Working in a superlative driven business within a culture that is obsessed with superiority can be spiritually draining if one is not self-aware. In the end, the struggle to be leader of the pack is futile. The business of superiority is a fickle, empty one.
What nearly every wisdom tradition says about the pursuit of fame and fortune is true. This endless drive cultivates envy and hunger for power. I think of a pithy thought from Ernest Hemingway: There is nothing noble in being superior to your fellow man; true nobility is being superior to your former self.”
What makes a person truly humble and not merely display a façade of humility? One should not mistake inadequacy and insecurity for humility. Just as pieousness and arrogance have nothing to do with greatness, a false front or insecurity have nothing to do with humility. When we ponder humility, we encounter one of those slippery virtues that disappears the moment we claim to possess it.

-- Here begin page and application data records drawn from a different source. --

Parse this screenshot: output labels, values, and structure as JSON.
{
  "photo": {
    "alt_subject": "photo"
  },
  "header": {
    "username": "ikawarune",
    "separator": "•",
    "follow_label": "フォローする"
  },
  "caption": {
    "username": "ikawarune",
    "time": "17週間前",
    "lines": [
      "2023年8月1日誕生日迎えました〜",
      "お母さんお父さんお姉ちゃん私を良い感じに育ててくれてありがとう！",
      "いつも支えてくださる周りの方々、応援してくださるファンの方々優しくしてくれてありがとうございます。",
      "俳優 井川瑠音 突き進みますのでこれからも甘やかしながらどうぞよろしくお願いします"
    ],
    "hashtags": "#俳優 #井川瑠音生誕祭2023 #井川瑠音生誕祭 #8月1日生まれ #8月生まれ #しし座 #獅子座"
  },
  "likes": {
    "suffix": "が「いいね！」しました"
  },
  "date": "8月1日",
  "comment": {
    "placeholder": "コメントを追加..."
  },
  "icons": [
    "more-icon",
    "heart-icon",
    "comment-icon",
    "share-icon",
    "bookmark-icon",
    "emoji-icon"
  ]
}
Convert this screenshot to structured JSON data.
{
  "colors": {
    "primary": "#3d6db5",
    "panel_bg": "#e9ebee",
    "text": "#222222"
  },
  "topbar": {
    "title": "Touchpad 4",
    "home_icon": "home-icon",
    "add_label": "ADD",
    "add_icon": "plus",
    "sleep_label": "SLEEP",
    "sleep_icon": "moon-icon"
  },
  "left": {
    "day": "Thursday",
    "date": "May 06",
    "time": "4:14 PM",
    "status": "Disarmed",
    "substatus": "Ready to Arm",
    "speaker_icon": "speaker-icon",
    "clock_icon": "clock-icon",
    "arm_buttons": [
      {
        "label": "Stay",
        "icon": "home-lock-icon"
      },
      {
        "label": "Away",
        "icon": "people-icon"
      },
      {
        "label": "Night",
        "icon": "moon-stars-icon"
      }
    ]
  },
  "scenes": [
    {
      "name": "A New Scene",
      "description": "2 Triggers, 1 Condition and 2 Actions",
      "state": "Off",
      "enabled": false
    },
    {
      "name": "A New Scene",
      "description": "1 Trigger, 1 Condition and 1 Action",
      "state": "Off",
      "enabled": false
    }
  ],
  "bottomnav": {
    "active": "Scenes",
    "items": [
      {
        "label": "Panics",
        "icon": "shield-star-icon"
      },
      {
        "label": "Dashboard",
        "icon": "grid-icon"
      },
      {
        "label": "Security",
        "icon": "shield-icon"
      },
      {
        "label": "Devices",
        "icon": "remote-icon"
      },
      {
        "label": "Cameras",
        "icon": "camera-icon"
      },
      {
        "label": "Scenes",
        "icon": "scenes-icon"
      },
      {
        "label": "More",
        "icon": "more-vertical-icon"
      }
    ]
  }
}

A person should also be on guard against spiritual pride. To think that one’s own spiritual or religious path is the one true way to enlightenment or goodness is not the key to unlock the mystery of humility. To be sanctimonious is not the way to manifest humility. Mahatma Gandhi said something to this effect. “It is unwise to be too sure of one’s own wisdom. It is healthy to be reminded that the strongest might weaken and the wisest might err.”
To be humble is to keep the mind open to other points of view, even those that may cause discomfort. Even if those points of view are not good fits for oneself, they enable understanding about the nature of others. The ability to alter one’s personal prejudices is a sign of humility in action. Here is yet another quote. This one from Hermann Hesse illustrates how we view other people. “It is not for me to judge another man’s life. I must choose, I must spurn, purely for myself. For myself alone.”
The Blue Jay of Happiness quotes Lao Tzu. “I have three precious things which I hold fast and prize. The first is gentleness; the second is frugality; the third is humility, which keeps me from putting myself before others. Be gentle and you can be bold; be frugal and you can be liberal; avoid putting yourself before others and you can become a leader among men.”